Nov 21, 2011, 05.17 PM | Source: CNBC-TV18
In an interview with CNBC-TV18, Johann Santer the COO of Superfund Financial India Pvt Ltd says the inter-dependence of global markets is what has led to the global crisis.
In an interview with CNBC-TV18, he says the inter-dependence of global markets is what has led to this crisis. He sees a very tough road ahead for stock markets.
From the commodity space, he is extremely bullish on gold and advices his investors to remain invested in the yellow metal. He expects gold to touch USD 3,000 per ounce in the next couple of years.
Below is an edited transcript of his interview. Watch the accompanying video for more.
Q: What is your position on India?
A: Generally speaking, itís a difficult year for any equity market regardless of developed economy or emerging market, regardless of India, China or the Eurozone. What we can see of course is that the emerging markets have been driving the last major recovery in the equity sector but also the volatility is certainly higher in India.
In the long run, we are certainly positive for the Indian economy. For a short view, we definitely are overweight commodities in our portfolio rather than recommending to our clientís long only strategies in equities and also regardless of the geographical area.
Q: You have linked your fund performance to the performance of gold. Does it pay to even get long on gold at this juncture? Are there any levels you are looking at in the next six months?
A: Regardless of the price, we recommend our clients to look at gold. We donít believe gold would be overpriced at the current level of trading around USD 1,700 per ounce. Our mid to long-term price goal is USD 3,000 per ounce within the next two to three years. We started investing in gold when gold was trading at USD 470. At this stage, we see with all the re-flationary methods that have been taking place around the world that commodity prices, especially, gold being quite a special commodity in my opinion can only lead higher in the next few years.
Q: Brent has given up some of its gains now after a fairly firm year in 2011. Where do you see Brent headed? Are you expecting a lot of gains for a six month investor? Is there money to be made in this commodity?
A: I would say probably yes. I would say the return of oil has been also quite tremendous. We saw a very hard landing in 2008 when oil was trading at one point of time at USD 147 per barrel but also the recovery since then has been quite steady. Oil definitely will have a very strong bias from economies around the world.

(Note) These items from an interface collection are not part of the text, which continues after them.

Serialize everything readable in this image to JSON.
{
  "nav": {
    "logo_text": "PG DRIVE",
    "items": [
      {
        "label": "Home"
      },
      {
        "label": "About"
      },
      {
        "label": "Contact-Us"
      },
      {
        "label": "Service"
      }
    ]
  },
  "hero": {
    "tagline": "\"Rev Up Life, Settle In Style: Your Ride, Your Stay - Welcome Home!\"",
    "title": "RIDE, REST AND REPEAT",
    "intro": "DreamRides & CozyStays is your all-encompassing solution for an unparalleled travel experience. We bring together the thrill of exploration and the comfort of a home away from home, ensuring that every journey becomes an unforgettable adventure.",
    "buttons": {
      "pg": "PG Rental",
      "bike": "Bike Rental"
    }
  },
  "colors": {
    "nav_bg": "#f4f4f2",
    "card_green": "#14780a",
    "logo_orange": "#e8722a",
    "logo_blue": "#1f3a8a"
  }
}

So it will depend on China, it will depend on India, developed economies and their outlook. If they can solve their problems oil can probably go higher. Gold is a little bit special because it even became like a safe haven somehow in this financial crisis and its definitely deferring to the oil sector.
Q: What is your view on what is happening in Europe? Could we possibly reach a consensus now that we have seen some amount of change in the political scenario etc? How exactly would you be placed in terms of the entire scenario that is playing out there?
A: In our portfolio we are fairly diversified. With one program we trade global commodities and financial markets long and short and for another one we would go along equity, but we would obvious hedge with the respective market. We only also invest in small amounts of money into one particular stock or into one particular commodity. We always try to be hedged as we donít know what will happen exactly in the future.
Its certainty good news that the major European economies are trying to solve their political issues, trying to get a stable government in place which hopefully will also give a strong confidence into the euro and also into the Eurozone down the road. At this stage, itís certainly too early to say where we are at this moment with this crisis in the Eurozone and how long it will take. We are quite cautious and have diversified investments at this stage in the markets.
Q: You say that you donít see equities as a very strong asset class but you are positive on commodities. Would not a weak equity market, indicating weak economic fundamentals, also weaken at least some industrial commodities like copper or related base metals?
A: Absolutely. Many commodities will be driven by demand of global and emerging economies. At the end what we also see is that when governments around the globe try to fix their problems, the money printing machines of course are still on for the last couple of years and this will at one point of time lead into inflation and commodities will be the first benefiters from this scenario. When this will take place if it will be in six months, one year, two years, three years, we donít know. We are just certain that it will come at one point of time and for this we want to be positioned in commodities and also for our clients we feel that this is the right choice.
Q: Within equity markets if and when you position yourself for a rebound, what would be your hierarchy of the market?
A: We are trading global equity markets which are still because of liquidity reasons and because of the exchanges that we can access itís mainly in developed countries at this moment. We are strongly eying all the emerging markets and hope that we can position ourselves there very soon. At this stage, we are trading 2,500 stocks in the global developed markets. We have exposure to the Indian equities through the equity index future and we hope that we can expand our portfolio very soon there.